Smith, Blaine E. (University of Arizona), Mark B. Pacheco (University of Florida), and Mariia Khorosheva (University of Arizona)


With the growing linguistic diversity in today’s classrooms, recent scholarship has begun to explore how multilingual students can use the full range of their linguistic repertoires when composing. At the same time, conceptions of writing have expanded to include multiple modes (e.g., text, images, sound, and movement) and digital environments. Addressing these tandem needs, a growing field of scholarship examines multimodal composing in secondary multilingual classrooms. This presentation is a systematic literature review of research at the intersection of these fields, including a descriptive overview of the types of studies (e.g., contexts, methodology, multimodal products), main themes in findings across studies, ways multimodal composing is scaffolded in classrooms, and future areas for exploration.

The following questions guided our literature review: 1) What are the main themes across the empirical research on multimodal composing and bi/multilingual adolescents? 2) What are future areas of exploration for understanding and supporting bi/multilingual adolescents’ multimodal composing processes?

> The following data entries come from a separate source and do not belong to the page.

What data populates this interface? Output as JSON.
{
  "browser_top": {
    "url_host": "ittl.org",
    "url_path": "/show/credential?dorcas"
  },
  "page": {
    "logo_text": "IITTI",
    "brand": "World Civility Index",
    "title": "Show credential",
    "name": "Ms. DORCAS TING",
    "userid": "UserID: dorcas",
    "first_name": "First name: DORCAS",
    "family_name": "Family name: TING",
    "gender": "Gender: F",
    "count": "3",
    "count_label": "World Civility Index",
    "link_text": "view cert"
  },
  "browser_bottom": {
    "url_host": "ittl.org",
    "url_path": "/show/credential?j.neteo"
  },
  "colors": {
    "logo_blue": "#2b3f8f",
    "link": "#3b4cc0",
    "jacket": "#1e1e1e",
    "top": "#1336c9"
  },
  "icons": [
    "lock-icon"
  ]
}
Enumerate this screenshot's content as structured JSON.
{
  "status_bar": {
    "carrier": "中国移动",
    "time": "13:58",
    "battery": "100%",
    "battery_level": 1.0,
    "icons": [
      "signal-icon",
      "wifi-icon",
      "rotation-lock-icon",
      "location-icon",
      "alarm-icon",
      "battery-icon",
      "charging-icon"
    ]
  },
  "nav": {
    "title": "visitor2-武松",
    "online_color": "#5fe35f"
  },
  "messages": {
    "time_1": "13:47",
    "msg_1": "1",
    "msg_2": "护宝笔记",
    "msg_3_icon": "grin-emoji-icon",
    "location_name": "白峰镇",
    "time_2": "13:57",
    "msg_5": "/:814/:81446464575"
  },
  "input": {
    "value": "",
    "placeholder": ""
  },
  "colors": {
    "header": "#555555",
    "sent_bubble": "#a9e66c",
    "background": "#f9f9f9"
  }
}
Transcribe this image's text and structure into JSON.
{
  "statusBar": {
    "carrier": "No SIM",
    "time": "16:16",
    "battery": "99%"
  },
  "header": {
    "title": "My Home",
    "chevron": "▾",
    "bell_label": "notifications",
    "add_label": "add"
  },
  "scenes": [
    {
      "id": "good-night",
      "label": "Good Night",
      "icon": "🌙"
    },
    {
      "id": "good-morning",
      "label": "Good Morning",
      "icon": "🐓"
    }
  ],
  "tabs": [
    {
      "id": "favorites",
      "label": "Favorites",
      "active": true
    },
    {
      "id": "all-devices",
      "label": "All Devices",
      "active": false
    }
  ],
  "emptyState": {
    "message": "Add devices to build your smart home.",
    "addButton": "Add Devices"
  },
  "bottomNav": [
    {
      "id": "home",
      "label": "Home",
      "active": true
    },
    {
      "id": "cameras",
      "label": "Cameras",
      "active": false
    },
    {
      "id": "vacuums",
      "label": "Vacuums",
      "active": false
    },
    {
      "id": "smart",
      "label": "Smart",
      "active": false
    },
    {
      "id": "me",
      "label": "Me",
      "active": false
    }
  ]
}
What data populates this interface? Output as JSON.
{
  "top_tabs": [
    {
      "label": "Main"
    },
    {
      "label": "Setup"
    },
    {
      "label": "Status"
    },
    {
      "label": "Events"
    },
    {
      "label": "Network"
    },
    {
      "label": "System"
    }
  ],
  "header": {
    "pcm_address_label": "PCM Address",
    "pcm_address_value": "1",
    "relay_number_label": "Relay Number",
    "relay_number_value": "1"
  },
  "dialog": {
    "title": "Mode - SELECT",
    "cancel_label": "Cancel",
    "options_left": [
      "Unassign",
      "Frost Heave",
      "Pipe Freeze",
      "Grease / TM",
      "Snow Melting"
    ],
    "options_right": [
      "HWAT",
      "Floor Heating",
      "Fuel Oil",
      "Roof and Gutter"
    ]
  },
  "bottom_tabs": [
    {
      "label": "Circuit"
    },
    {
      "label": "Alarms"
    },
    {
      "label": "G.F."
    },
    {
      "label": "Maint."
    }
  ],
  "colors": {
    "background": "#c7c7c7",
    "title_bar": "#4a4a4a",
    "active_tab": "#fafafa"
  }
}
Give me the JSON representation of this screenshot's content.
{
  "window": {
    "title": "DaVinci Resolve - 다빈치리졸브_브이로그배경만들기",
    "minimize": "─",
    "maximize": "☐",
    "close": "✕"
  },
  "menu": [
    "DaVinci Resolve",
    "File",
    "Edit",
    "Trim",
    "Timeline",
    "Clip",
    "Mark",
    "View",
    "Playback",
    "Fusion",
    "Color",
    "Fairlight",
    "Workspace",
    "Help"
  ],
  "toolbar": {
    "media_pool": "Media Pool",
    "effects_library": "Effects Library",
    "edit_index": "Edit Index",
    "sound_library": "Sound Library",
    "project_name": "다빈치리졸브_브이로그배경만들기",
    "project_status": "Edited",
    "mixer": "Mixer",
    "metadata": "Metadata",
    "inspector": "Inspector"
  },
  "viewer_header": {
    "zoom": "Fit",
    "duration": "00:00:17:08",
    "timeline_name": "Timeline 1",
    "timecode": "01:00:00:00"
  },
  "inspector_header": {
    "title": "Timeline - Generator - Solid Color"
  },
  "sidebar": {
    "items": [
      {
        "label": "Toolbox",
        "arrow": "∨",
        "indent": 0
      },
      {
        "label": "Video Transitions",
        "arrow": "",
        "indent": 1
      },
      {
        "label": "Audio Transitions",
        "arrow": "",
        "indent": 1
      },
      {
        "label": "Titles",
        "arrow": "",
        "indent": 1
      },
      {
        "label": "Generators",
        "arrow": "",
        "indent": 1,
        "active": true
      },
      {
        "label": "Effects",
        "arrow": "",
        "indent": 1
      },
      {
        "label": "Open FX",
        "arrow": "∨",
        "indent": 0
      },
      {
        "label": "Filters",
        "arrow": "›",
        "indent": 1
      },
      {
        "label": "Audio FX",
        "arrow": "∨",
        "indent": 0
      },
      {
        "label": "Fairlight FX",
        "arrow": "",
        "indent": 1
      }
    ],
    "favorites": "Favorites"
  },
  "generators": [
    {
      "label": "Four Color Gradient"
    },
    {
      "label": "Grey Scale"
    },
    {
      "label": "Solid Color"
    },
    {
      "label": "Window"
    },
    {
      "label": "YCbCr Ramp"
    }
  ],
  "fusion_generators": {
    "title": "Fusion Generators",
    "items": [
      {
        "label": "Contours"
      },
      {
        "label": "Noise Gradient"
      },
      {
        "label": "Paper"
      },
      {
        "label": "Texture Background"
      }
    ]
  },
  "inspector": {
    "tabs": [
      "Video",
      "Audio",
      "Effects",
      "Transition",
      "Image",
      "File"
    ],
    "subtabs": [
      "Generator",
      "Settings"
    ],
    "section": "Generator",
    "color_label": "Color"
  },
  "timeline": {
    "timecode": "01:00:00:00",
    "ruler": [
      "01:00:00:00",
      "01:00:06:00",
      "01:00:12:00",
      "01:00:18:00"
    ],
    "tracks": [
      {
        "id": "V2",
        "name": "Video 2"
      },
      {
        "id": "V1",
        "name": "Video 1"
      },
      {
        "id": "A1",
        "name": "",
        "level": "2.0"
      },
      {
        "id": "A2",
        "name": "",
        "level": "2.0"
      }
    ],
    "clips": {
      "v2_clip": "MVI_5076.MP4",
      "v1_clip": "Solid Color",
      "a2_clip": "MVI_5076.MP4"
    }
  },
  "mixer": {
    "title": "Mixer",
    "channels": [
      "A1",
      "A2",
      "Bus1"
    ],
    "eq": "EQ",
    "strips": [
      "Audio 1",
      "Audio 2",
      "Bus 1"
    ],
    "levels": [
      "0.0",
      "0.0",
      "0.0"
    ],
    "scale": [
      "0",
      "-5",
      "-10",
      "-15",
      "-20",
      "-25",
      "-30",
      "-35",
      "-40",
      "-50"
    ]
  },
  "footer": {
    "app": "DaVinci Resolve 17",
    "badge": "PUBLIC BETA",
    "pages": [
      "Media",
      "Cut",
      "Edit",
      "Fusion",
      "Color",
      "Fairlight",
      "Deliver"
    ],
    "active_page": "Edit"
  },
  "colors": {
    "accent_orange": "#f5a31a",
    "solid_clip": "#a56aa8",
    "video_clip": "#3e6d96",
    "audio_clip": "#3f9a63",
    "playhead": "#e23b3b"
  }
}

To address these questions, studies were located using three search strategies. First, electronic searches were conducted in databases. Second, peer-reviewed literacy and technology journals were manually reviewed. Third, reference lists of collected studies on multimodal research were mined for other compatible studies. In total, 98 studies met the inclusion criteria and qualitatively coded to address the guiding questions.

We will present the main themes in findings across the 98 studies, including how multimodal composing in multilingual secondary classrooms is described to promote collaboration and identity expression. Numerous studies emphasize how multimodal projects offer students multiple points of entry for leveraging their cultural and linguistic backgrounds, as well as provide a platform for exploring relevant social and personal issues. A handful of studies explore the academic learning potential of infusing multimodal composing in the classroom and how bi/multilingual adolescents are able to compose across multiple modes and languages for different purposes. Building on these main themes, future directions for research and practice will be discussed.